Microarray-based immunoassay sensing approaches can be used to detect bacteria, such as the E. coli recently found in spinach and other fresh-packed greens. This approach can differentiate pathogens from harmless bacteria. In an analogous technique called aptamer microarray, short single strand chains of DNA (less than 100 nucleotides) are developed that bind to target molecules and fold into complex structures. The folding event results in an easy-to-read electrical charge. This binding-induced signaling strategy is particularly well suited for sensing in complex samples.
In a whole-cell-based immunoassay sensing system, an engineered B lymphocyte cell in which both pathogen-sensing membrane-bound antibodies and an associated light-emitting reporting system are all expressed in vivo. The B lymphocyte cell-based sensing system, termed CANARY, centers on an easily expressed calcium-sensitive bioluminescent protein from the Aequoria victoria jellyfish. When exposed to targeted biowarfare compounds, an increase in photons was observed within the B lymphocyte cells in a matter of seconds. The photon changes can then be easily detected using an inexpensive optical system.
“The ability to miniaturize and adapt traditional bench-top immunoassay protocols to a fully automated micro-or nano-fluidic chip holds tremendous promise to enable multiplex, efficient, cost-effective and accurate pathogen sensing systems for both biodefense and medical applications,” Tok said.
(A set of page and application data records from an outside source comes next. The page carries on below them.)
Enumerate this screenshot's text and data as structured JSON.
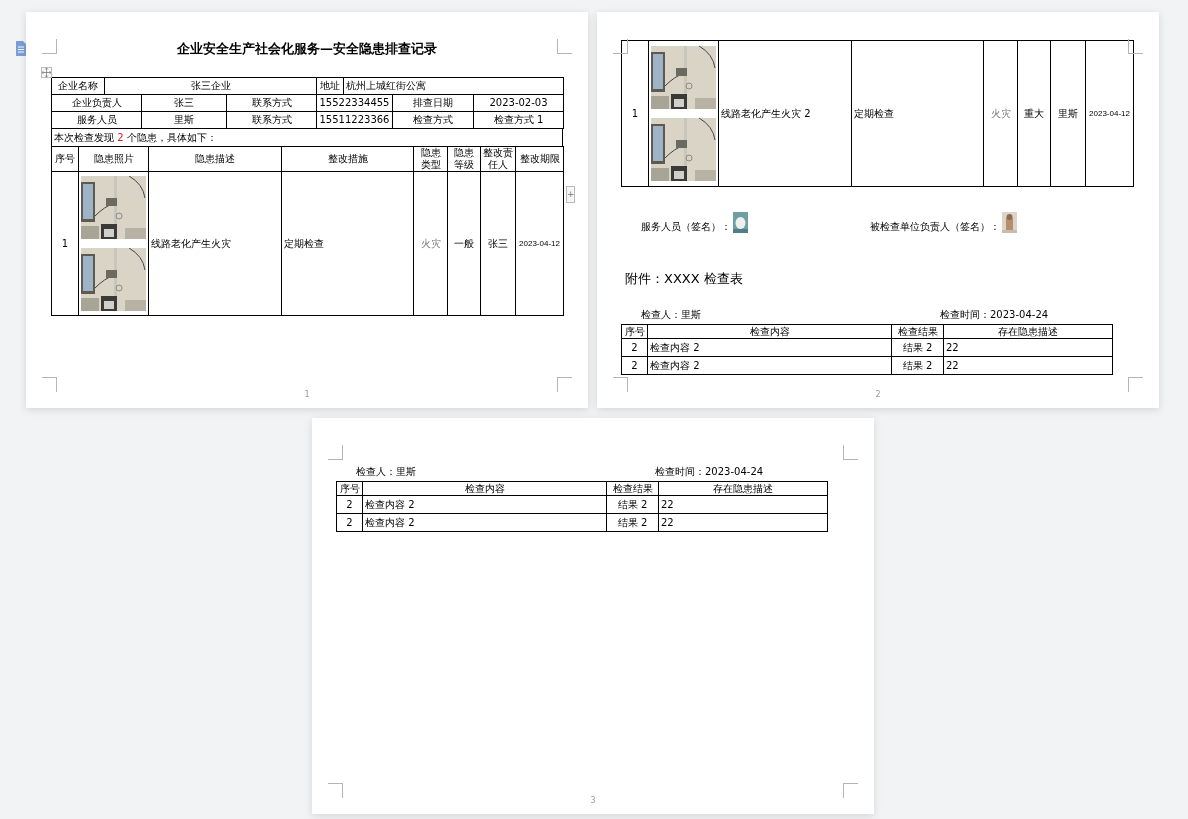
{
  "document": {
    "pages": [
      {
        "number": "1",
        "title": "企业安全生产社会化服务—安全隐患排查记录",
        "info_rows": [
          [
            {
              "text": "企业名称"
            },
            {
              "text": "张三企业"
            },
            {
              "text": "地址"
            },
            {
              "text": "杭州上城红街公寓"
            }
          ],
          [
            {
              "text": "企业负责人"
            },
            {
              "text": "张三"
            },
            {
              "text": "联系方式"
            },
            {
              "text": "15522334455"
            },
            {
              "text": "排查日期"
            },
            {
              "text": "2023-02-03"
            }
          ],
          [
            {
              "text": "服务人员"
            },
            {
              "text": "里斯"
            },
            {
              "text": "联系方式"
            },
            {
              "text": "15511223366"
            },
            {
              "text": "检查方式"
            },
            {
              "text": "检查方式 1"
            }
          ]
        ],
        "summary": {
          "before": "本次检查发现 ",
          "count": "2",
          "after": " 个隐患，具体如下："
        },
        "hazard_table": {
          "columns": [
            "序号",
            "隐患照片",
            "隐患描述",
            "整改措施",
            "隐患类型",
            "隐患等级",
            "整改责任人",
            "整改期限"
          ],
          "rows": [
            {
              "index": "1",
              "description": "线路老化产生火灾",
              "measure": "定期检查",
              "type": "火灾",
              "level": "一般",
              "owner": "张三",
              "deadline": "2023-04-12"
            }
          ]
        },
        "add_button": "+"
      },
      {
        "number": "2",
        "hazard_table": {
          "rows": [
            {
              "index": "1",
              "description": "线路老化产生火灾 2",
              "measure": "定期检查",
              "type": "火灾",
              "level": "重大",
              "owner": "里斯",
              "deadline": "2023-04-12"
            }
          ]
        },
        "signatures": [
          {
            "label": "服务人员（签名）："
          },
          {
            "label": "被检查单位负责人（签名）："
          }
        ],
        "appendix_title": "附件：XXXX 检查表",
        "checklist": {
          "inspector": "检查人：里斯",
          "time": "检查时间：2023-04-24",
          "columns": [
            "序号",
            "检查内容",
            "检查结果",
            "存在隐患描述"
          ],
          "rows": [
            [
              "2",
              "检查内容 2",
              "结果 2",
              "22"
            ],
            [
              "2",
              "检查内容 2",
              "结果 2",
              "22"
            ]
          ]
        }
      },
      {
        "number": "3",
        "checklist": {
          "inspector": "检查人：里斯",
          "time": "检查时间：2023-04-24",
          "columns": [
            "序号",
            "检查内容",
            "检查结果",
            "存在隐患描述"
          ],
          "rows": [
            [
              "2",
              "检查内容 2",
              "结果 2",
              "22"
            ],
            [
              "2",
              "检查内容 2",
              "结果 2",
              "22"
            ]
          ]
        }
      }
    ]
  }
}
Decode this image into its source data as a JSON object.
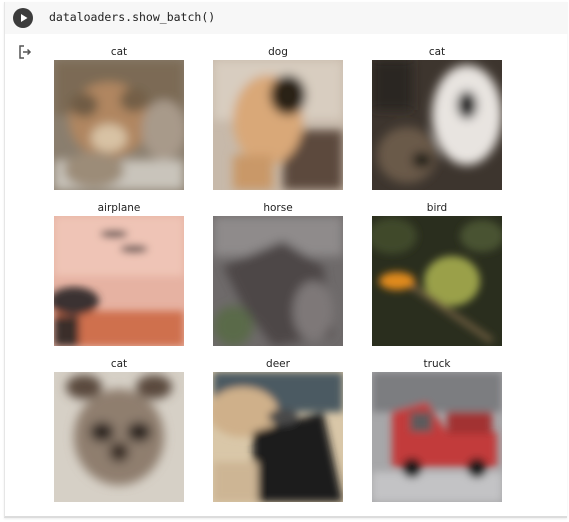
{
  "cell": {
    "code": "dataloaders.show_batch()"
  },
  "icons": {
    "run": "play-icon",
    "output": "output-redirect-icon"
  },
  "batch": [
    {
      "label": "cat"
    },
    {
      "label": "dog"
    },
    {
      "label": "cat"
    },
    {
      "label": "airplane"
    },
    {
      "label": "horse"
    },
    {
      "label": "bird"
    },
    {
      "label": "cat"
    },
    {
      "label": "deer"
    },
    {
      "label": "truck"
    }
  ]
}
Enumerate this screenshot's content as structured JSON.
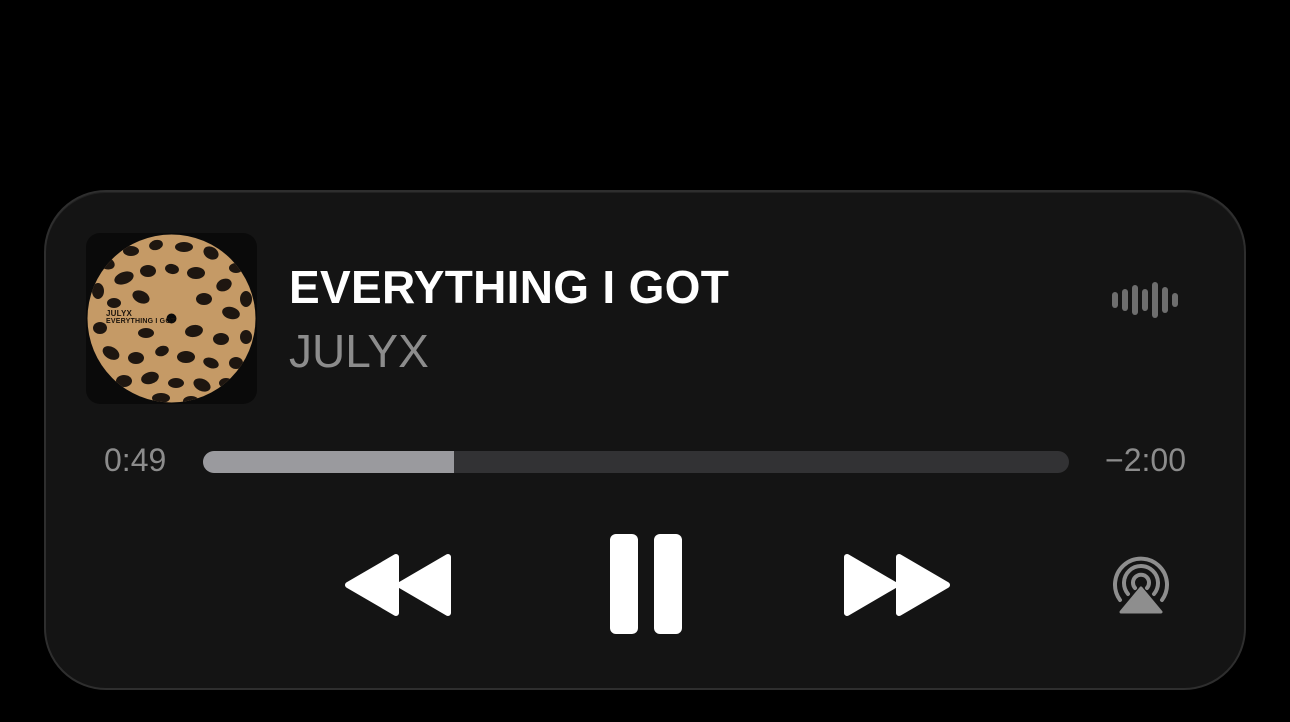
{
  "track": {
    "title": "EVERYTHING I GOT",
    "artist": "JULYX"
  },
  "artwork": {
    "label_artist": "JULYX",
    "label_title": "EVERYTHING I GOT",
    "pattern": "leopard-print",
    "base_color": "#c59a66"
  },
  "playback": {
    "elapsed": "0:49",
    "remaining": "−2:00",
    "progress_fraction": 0.29,
    "state": "playing"
  },
  "controls": {
    "rewind": "rewind-icon",
    "pause": "pause-icon",
    "forward": "fast-forward-icon",
    "airplay": "airplay-icon",
    "waveform": "audio-waveform-icon"
  },
  "colors": {
    "background": "#000000",
    "panel": "#141414",
    "primary_text": "#ffffff",
    "secondary_text": "#8c8c8c",
    "progress_fill": "#9a9a9e",
    "progress_track": "#323234"
  }
}
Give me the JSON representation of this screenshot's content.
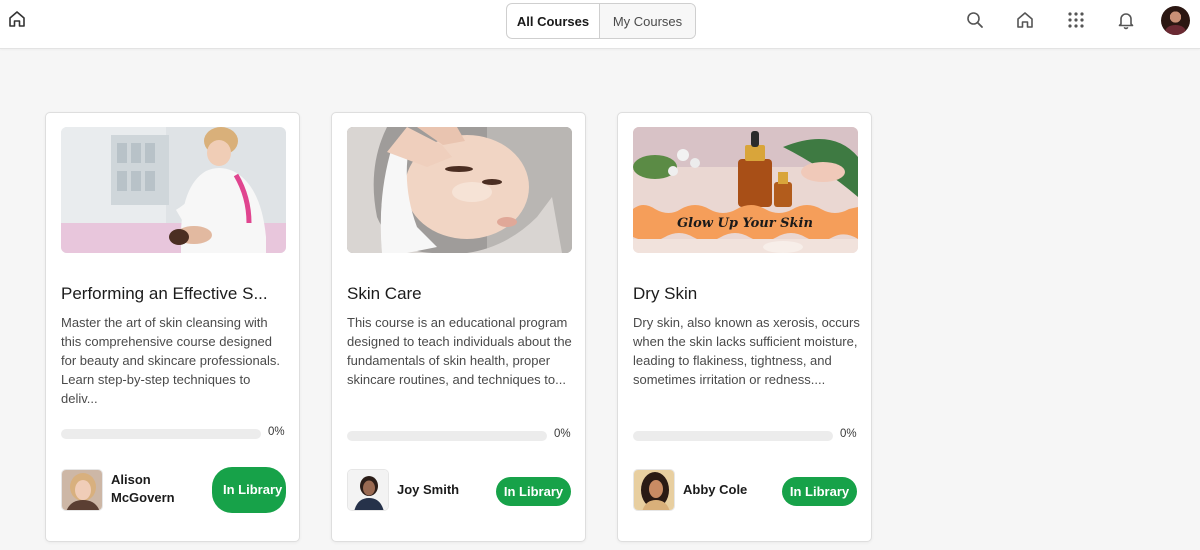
{
  "topbar": {
    "tabs": [
      {
        "label": "All Courses",
        "active": true
      },
      {
        "label": "My Courses",
        "active": false
      }
    ],
    "icons": [
      "home-icon",
      "search-icon",
      "home-icon",
      "apps-grid-icon",
      "bell-icon",
      "user-avatar"
    ]
  },
  "courses": [
    {
      "title": "Performing an Effective S...",
      "description": "Master the art of skin cleansing with this comprehensive course designed for beauty and skincare professionals. Learn step-by-step techniques to deliv...",
      "progress_label": "0%",
      "progress": 0,
      "author": "Alison McGovern",
      "status_label": "In Library"
    },
    {
      "title": "Skin Care",
      "description": "This course is an educational program designed to teach individuals about the fundamentals of skin health, proper skincare routines, and techniques to...",
      "progress_label": "0%",
      "progress": 0,
      "author": "Joy Smith",
      "status_label": "In Library"
    },
    {
      "title": "Dry Skin",
      "description": "Dry skin, also known as xerosis, occurs when the skin lacks sufficient moisture, leading to flakiness, tightness, and sometimes irritation or redness....",
      "progress_label": "0%",
      "progress": 0,
      "author": "Abby Cole",
      "status_label": "In Library",
      "thumbnail_text": "Glow Up Your Skin"
    }
  ],
  "colors": {
    "accent_green": "#17a249",
    "page_bg": "#f6f6f6",
    "progress_track": "#ececec"
  }
}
Anne Stark | EurekAlert!
Cells communicate in a dynamic code
19.02.2018 | California Institute of Technology
Studying mitosis' structure to understand the inside of cancer cells
19.02.2018 | Biophysical Society
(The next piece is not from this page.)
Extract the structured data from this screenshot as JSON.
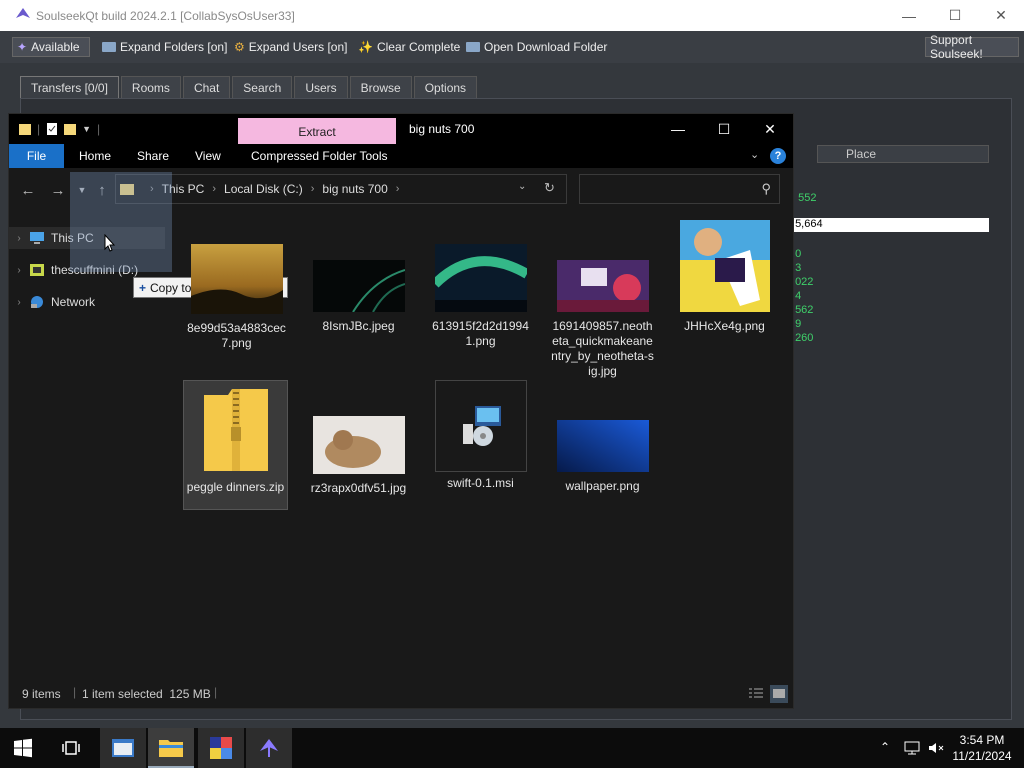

For the first time, a team of researchers at the Max-Planck Institute (MPI) for Polymer Research in Mainz, Germany, has succeeded in making an integrated circuit (IC) from just a monolayer of a semiconducting polymer via a bottom-up, self-assembly approach.
In the self-assembly process, the semiconducting polymer arranges itself into an ordered monolayer in a transistor. The transistors are binary switches used...
Breakthrough provides a new concept of the design of molecular motors, sensors and electricity generators at nanoscale
Researchers from the Institute of Organic Chemistry and Biochemistry of the CAS (IOCB Prague), Institute of Physics of the CAS (IP CAS) and Palacký University...
For photographers and scientists, lenses are lifesavers. They reflect and refract light, making possible the imaging systems that drive discovery through the microscope and preserve history through cameras.
But today's glass-based lenses are bulky and resist miniaturization. Next-generation technologies, such as ultrathin cameras or tiny microscopes, require...
Scientists from the University of Zurich have succeeded for the first time in tracking individual stem cells and their neuronal progeny over months within the intact adult brain. This study sheds light on how new neurons are produced throughout life.
The generation of new nerve cells was once thought to taper off at the end of embryonic development. However, recent research has shown that the adult brain...
Theoretical physicists propose to use negative interference to control heat flow in quantum devices. Study published in Physical Review Letters
Quantum computer parts are sensitive and need to be cooled to very low temperatures. Their tiny size makes them particularly susceptible to a temperature...
15.02.2018 | Event News
13.02.2018 | Event News
12.02.2018 | Event News
19.02.2018 | Materials Sciences
19.02.2018 | Materials Sciences
19.02.2018 | Life Sciences